● **WORK INSTRUCTION**
In how many lines of the records does the word "Quick" appear? Reply with the number and nothing else.

● **DATA SUPPLIED**
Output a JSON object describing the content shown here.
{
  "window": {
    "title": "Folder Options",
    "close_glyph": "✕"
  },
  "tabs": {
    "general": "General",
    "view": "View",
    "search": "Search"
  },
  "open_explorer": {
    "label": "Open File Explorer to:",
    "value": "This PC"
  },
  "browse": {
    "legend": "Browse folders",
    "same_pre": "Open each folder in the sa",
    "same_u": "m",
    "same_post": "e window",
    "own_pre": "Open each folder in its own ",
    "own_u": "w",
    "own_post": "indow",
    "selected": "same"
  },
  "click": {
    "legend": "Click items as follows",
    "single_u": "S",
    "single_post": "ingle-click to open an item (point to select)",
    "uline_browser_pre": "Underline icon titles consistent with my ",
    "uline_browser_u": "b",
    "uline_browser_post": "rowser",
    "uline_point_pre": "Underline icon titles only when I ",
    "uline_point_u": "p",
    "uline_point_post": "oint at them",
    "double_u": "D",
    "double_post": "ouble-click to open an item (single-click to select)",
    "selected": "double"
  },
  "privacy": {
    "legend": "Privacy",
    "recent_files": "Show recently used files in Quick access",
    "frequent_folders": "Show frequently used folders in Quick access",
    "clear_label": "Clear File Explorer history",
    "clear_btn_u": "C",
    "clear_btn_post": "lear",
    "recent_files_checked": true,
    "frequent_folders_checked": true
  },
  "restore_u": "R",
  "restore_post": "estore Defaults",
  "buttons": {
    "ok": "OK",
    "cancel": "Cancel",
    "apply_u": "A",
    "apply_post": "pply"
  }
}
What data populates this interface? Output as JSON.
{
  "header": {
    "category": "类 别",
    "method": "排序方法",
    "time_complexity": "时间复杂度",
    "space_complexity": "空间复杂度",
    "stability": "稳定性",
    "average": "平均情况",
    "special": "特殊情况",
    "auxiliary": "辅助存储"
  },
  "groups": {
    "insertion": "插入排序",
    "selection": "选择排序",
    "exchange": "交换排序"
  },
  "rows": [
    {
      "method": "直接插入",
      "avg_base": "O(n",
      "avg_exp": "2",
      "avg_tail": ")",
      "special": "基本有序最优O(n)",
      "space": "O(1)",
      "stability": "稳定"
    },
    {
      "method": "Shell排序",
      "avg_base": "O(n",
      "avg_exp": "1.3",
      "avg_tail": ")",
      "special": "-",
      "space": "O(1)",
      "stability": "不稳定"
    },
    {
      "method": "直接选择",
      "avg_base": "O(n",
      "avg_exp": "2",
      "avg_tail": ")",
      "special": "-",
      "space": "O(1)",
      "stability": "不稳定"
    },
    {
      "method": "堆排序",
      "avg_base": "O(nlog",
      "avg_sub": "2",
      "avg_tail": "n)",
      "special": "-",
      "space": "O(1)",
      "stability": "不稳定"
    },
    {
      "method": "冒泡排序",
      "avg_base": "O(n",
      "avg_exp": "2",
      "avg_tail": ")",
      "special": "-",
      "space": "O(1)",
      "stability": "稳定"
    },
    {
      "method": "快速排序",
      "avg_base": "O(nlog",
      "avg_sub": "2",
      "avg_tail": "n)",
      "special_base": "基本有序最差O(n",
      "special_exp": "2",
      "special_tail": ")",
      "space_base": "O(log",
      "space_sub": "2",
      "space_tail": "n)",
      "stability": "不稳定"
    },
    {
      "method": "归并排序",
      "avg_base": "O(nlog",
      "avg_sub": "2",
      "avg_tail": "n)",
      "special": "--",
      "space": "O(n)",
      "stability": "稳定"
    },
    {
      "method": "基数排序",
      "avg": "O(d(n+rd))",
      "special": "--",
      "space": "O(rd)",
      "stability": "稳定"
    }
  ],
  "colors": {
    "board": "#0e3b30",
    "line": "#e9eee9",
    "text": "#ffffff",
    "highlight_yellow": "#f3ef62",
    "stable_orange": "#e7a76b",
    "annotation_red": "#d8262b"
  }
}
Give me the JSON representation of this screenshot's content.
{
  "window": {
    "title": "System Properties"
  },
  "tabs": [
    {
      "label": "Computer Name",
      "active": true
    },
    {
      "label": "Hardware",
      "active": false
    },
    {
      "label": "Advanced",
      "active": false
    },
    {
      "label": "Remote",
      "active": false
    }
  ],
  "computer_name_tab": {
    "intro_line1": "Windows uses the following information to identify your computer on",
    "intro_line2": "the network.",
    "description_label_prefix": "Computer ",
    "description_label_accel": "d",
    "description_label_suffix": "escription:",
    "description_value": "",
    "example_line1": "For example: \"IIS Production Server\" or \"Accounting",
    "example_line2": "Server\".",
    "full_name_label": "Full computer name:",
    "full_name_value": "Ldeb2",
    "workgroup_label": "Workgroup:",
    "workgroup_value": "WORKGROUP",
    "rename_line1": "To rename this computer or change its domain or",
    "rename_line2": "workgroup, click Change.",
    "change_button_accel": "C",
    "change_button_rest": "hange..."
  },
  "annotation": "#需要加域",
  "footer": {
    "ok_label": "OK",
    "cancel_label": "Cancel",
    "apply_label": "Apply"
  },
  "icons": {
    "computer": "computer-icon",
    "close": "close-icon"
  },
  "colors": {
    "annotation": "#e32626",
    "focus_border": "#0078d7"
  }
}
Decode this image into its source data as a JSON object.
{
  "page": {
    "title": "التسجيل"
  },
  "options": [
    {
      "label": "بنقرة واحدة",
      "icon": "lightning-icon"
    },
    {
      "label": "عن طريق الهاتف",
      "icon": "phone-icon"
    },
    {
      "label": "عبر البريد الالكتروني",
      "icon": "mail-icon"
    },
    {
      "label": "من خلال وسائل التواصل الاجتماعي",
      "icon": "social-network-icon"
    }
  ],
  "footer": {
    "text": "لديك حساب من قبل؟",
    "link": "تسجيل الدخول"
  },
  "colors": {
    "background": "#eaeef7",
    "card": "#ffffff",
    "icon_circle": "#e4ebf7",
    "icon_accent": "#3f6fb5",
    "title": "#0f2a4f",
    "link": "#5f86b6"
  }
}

● **ANSWER SPACE**
2